##### Material provided #####

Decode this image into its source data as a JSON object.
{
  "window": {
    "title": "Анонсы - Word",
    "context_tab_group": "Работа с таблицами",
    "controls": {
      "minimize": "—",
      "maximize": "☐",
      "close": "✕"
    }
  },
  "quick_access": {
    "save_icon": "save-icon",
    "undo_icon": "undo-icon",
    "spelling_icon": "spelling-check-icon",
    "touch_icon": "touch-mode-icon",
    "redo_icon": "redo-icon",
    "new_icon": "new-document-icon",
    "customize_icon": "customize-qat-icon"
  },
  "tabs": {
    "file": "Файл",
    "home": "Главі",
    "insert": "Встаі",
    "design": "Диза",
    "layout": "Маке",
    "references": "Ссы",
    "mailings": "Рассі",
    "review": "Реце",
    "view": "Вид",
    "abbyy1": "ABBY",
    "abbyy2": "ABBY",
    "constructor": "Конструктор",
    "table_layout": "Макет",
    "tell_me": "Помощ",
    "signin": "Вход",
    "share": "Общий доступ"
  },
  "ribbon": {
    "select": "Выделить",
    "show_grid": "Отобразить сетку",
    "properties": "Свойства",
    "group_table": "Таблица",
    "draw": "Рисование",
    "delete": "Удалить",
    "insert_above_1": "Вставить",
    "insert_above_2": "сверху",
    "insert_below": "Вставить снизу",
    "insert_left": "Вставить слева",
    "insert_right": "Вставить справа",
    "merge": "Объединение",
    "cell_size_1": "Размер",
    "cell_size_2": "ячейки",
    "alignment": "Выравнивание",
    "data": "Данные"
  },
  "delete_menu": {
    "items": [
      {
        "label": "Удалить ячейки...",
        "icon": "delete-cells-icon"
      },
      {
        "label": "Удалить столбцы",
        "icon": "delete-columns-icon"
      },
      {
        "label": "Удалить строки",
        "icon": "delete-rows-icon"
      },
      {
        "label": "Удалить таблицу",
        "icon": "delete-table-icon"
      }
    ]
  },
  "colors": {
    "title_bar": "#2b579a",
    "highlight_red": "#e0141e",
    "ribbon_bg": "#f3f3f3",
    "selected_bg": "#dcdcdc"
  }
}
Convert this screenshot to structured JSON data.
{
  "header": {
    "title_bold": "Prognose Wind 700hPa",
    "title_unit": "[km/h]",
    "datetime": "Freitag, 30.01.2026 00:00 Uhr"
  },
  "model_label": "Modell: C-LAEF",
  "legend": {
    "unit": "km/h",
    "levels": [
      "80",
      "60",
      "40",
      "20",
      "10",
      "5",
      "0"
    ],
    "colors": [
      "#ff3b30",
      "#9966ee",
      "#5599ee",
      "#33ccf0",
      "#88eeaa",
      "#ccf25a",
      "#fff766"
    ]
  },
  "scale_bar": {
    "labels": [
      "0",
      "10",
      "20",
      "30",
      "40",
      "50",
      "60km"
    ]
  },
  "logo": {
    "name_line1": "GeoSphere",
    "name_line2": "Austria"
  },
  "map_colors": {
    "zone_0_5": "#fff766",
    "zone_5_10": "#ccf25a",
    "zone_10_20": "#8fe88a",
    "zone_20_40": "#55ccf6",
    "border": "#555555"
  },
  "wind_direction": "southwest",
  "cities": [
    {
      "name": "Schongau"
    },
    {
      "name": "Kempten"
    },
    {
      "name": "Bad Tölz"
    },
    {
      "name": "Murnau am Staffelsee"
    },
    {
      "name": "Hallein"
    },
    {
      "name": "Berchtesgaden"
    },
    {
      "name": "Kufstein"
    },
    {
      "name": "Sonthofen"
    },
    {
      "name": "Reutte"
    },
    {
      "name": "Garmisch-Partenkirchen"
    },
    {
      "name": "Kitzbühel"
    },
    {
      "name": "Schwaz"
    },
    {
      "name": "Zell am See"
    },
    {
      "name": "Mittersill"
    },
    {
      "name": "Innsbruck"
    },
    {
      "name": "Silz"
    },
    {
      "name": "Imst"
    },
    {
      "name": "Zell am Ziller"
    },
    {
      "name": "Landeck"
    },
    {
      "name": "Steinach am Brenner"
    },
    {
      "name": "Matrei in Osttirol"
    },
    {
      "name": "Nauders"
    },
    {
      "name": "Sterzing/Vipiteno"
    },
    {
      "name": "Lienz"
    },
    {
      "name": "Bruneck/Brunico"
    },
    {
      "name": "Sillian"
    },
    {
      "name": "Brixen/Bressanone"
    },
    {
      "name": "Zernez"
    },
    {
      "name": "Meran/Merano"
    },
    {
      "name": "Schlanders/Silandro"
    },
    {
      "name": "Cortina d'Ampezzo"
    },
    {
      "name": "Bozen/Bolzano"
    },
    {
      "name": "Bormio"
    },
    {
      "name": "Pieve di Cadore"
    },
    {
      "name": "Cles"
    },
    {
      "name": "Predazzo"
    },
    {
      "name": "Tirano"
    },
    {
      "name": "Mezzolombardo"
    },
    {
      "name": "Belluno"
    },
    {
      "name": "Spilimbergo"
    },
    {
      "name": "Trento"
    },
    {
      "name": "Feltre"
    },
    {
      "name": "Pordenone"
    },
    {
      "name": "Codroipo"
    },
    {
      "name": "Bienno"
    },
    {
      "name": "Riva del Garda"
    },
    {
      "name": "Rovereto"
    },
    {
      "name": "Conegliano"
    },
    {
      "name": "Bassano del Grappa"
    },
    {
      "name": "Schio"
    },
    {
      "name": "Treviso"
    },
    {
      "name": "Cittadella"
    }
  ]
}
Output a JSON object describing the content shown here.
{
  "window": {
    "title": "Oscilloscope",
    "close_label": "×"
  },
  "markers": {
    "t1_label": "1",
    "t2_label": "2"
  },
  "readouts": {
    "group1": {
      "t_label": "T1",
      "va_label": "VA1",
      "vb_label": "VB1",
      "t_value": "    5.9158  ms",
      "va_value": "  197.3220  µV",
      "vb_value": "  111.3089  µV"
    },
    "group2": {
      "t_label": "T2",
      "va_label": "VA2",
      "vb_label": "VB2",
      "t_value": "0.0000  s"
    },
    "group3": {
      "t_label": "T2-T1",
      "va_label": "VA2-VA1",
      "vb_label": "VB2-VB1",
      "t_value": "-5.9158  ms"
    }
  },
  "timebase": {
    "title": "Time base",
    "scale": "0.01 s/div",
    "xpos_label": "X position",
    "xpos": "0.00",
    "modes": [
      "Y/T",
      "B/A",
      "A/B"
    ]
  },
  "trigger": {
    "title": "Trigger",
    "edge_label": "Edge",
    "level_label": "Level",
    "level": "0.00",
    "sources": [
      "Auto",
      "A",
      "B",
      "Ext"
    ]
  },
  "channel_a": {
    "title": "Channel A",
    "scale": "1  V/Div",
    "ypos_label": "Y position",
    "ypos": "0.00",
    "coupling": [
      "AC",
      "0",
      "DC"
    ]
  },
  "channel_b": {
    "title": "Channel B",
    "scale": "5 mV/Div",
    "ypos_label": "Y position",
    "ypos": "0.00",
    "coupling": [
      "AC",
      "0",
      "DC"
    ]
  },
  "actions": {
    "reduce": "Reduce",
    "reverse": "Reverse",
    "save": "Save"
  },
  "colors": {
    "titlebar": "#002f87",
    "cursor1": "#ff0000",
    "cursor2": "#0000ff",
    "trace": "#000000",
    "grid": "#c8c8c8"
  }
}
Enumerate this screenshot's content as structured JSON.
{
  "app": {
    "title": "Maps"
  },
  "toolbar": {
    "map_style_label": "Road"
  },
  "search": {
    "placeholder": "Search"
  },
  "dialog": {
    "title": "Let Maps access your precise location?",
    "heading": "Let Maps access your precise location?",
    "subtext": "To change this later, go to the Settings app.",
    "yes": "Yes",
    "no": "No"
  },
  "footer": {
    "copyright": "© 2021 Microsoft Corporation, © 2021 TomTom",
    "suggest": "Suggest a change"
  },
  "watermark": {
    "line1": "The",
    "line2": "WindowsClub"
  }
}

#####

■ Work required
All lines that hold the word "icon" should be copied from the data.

■ Task result
    "save_icon": "save-icon",
    "undo_icon": "undo-icon",
    "spelling_icon": "spelling-check-icon",
    "touch_icon": "touch-mode-icon",
    "redo_icon": "redo-icon",
    "new_icon": "new-document-icon",
    "customize_icon": "customize-qat-icon"
        "icon": "delete-cells-icon"
        "icon": "delete-columns-icon"
        "icon": "delete-rows-icon"
        "icon": "delete-table-icon"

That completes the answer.